  • Projekat „Poljske pomoći” u Vršcu 22nd August 2019
    Otpravnik poslova Republike Poljske Andžej Kinđuk izvršio je monitoring razvojnog projekta koji Ambasada realizuje u Vršcu. The post Projekat „Poljske pomoći” u Vršcu appeared first on Diplomatic portal.

Catalog of Destroyed and Desecrated Churches in Kosovo ( VIDEO )

Most Viewed Posts

  • Twitter Suspends Hamas Accounts
    By ROBERT MACKEYLast Updated, Sunday, Jan. 19 | Several Twitter accounts used by the military wing of Hamas have been suspended by the social network in recent days, angering the Islamist militants and delighting Israel’s military. #Twitter has suspended the official account of #Hamas, a terrorist group that uses social media to threaten #Israel http://t.co/g1UxKc9fpf
  • The State of Gastrodiplomacy
    By Paul Rockower It is fitting that a magazine devoted to studying innovations and trends in the field of public diplomacy has turned its focus on an increasingly popular forms of cultural diplomacy: gastrodiplomacy. Public Diplomacy Magazine’s Summer 2009 issue on Middle Powers explored the behavior of middle powers and the contours of “middlepowermanship.” Articles

How Belgrade based diplomats use Digital Diplomacy and Internet 2016

Diplo Portal Belgrade

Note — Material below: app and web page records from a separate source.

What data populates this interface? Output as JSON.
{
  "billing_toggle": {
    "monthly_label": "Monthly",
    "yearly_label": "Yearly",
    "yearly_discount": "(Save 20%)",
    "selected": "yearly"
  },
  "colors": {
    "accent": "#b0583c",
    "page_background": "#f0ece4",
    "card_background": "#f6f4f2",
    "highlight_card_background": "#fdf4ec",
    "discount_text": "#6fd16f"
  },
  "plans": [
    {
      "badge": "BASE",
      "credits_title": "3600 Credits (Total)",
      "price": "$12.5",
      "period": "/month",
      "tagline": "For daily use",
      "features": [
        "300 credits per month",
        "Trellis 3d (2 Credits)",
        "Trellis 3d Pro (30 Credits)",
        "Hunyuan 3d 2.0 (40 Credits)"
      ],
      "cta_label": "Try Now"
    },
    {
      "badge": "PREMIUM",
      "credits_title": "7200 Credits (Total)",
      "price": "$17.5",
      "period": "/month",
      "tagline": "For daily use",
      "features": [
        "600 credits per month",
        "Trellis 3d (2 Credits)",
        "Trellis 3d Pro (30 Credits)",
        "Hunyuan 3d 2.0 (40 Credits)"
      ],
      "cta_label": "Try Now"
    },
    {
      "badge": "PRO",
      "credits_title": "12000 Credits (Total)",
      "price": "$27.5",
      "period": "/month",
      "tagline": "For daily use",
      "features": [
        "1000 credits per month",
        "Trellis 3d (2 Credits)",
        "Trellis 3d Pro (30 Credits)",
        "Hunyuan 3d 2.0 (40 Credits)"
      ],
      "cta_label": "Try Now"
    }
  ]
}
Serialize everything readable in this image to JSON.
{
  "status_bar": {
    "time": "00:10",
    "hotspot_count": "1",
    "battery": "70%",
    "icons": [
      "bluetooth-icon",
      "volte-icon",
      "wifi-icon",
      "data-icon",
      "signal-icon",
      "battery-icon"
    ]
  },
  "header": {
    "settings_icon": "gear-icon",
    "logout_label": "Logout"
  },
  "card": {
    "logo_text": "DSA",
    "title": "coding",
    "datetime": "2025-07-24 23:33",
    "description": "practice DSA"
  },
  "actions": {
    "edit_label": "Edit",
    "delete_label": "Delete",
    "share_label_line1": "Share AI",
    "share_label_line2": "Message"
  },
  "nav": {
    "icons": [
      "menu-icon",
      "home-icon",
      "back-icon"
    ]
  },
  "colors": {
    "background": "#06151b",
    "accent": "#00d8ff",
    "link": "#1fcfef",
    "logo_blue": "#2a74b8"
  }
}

Please follow and like us:
error

Scroll Up
error

Enjoy this blog? Please spread the word :)